When fans and analyst refer to the NFL’s “parity,” they are usually talking about a balance of competition among the league’s 32 teams. One of the things I appreciate about the NFL so much is actually its parity in the most basic sense. 32 divided by two, divided by four, divided by four – a perfect equation for a mathematically balanced grouping of teams. With this harmonious balance, you begin to see patterns develop. The divisions, while different in the details, fall into similar dynamics. Each one is kind of a bizarro version of the next, like on “Seinfeld” when Elaine found the other group of guys to hang out with. So, who are the Ravens’ “Feldman” in the other divisions?
If you did not see this coming, my congratulations on being rescued from that mine you’ve been trapped in the last three seasons. The New York Jets might be the Ravens North. If you ask a Jets fan, they will tell you that the Ravens are the Jets’ weird cousin. Either way you choose to view their relationship, the teams’ trajectories have been intertwined since Rex Ryan assumed the head coaching duties in Jersey in 2009. Aside from the former Ravens that Ryan has chosen to employ (Bart Scott, Jim Leonhard, Derrick Mason, etc.), the Jets and the Ravens both operate with the same basic moving parts. You have the star-studded defense that both teams are famous for, but the offenses have more in common than you’d think. Flacco and Sanchez are at similar developmental points in their quarterbacking careers, and both squads rely on a one-two punch of young and veteran running backs. Jets offensive coordinator Brian Schottenheimer comes from the same coaching tree as Ravens playcaller Cam Cameron, who coached under his father Marty. The working parts are obviously comparable, but these two teams also have a very similar relationships with their rivals. Until they put them in the ground convincingly and repeatedly, the Jets will perpetually be looking up to New England as Baltimore will be to Pittsburgh. There is no more fitting team you will find as Baltimore’s counterpart within another division.

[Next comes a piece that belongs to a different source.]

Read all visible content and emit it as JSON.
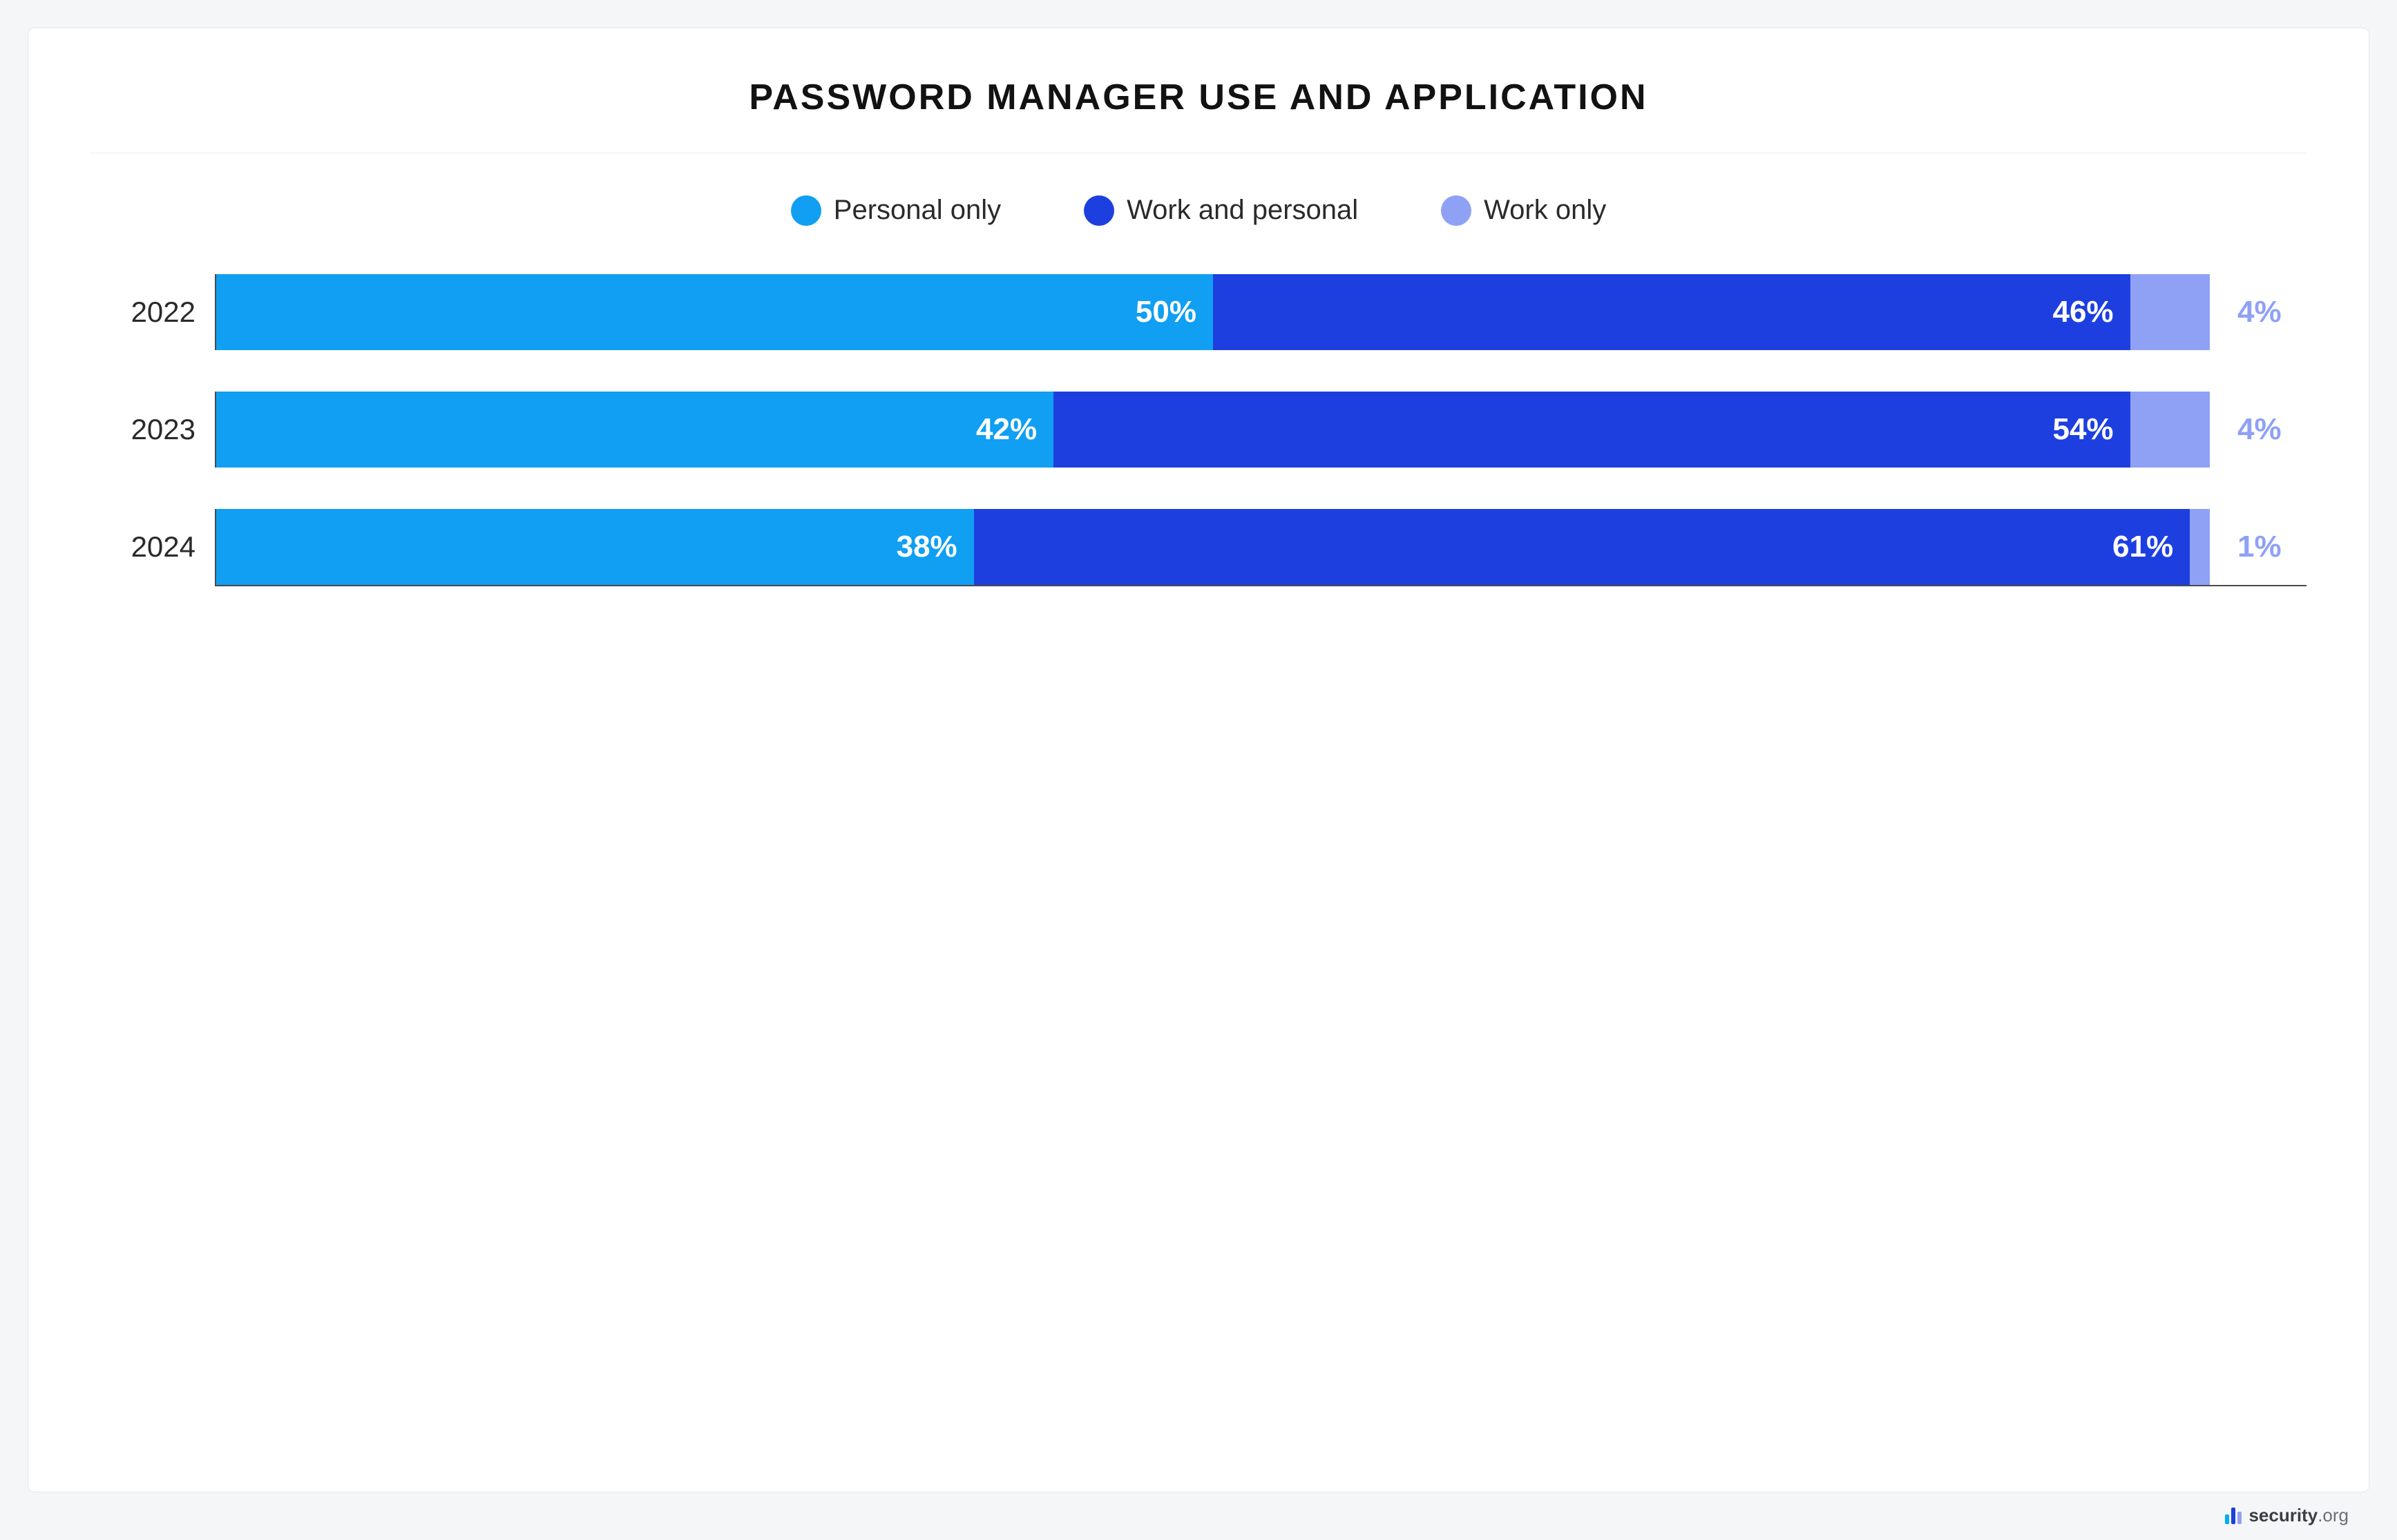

Since departing the Ravens after coaching the linebackers from 1999-2001, Jack Del Rio has done a nice job of creating a less successful little version of Baltimore down in J-Ville. If there is a comparable back to Ray Rice in the league right now, it’s definitely Maurice Jones-Drew. There are some other interesting Baltimore connections in northern Florida as well. For one, Baltimore lost out to Jacksonville in the 1995 expansion sweepstakes that allowed the Jaguars to exist in the first place. Incidentally, before he moved the team to Indianapolis, Robert Irsay was allegedly very close to moving the team to Jacksonville. Offensive coordinator Dirk Koetter was also Terrell Suggs’ head coach at Arizona State. In addition, you can find former Ravens Dawan Landry and Tony Moll on the Jags’ active roster. The Ravens are obviously stronger contenders within and outside of their division, but if Jacksonville improves with Blaine Gabbert under center, perhaps they will evolve into a closer the Ravens and have the Colts become their Steelers. One can dream.
Another squad that has become a Raven refugee camp of late has been the Kansas City Chiefs. Current Chiefs Kelly Gregg, Le’Ron McClain, Jared Gaither, and Terrance Copper all arrived in KC directly from Baltimore. Under Todd Haley, the Chiefs have taken a similar path as the Ravens, ramping up the passing game while coming to terms with the fact that they must run the ball to win. Safety Eric Berry is as special a player as Ed Reed was in his second season, and the 3-4 the Chiefs adopted in 2009 shares many concepts with the Ravens’ base scheme (as evidenced by Kelly Gregg’s signing). Lest we forget, Chiefs GM Scott Pioli is technically an Original Raven, having served as the team’s Pro Personnel Coordinator in the team’s inaugural season after coming over from Cleveland. After meeting in the playoffs last year, it’s clear the Chiefs and Ravens are coming in to 2010 at similar levels of expectation. Both will need to upend the division favorite (San Diego and Pittsburgh) and stave off two other crappy teams.
We’ve identified the Bizarro Ravens of the other AFC divisions. The Jets, Jaguars and Chiefs all work from a similar ethos as Baltimore. Next week, we’ll find four teams in the NFC who share some purple and black DNA.
Dave Gilmore lives in Baltimore and writes “The Win Column” for Baltimore Sports Report. He is currently working on a novel about college football. Find him on Twitter @dave_gilmore or visit his web site at davegilmorejr.com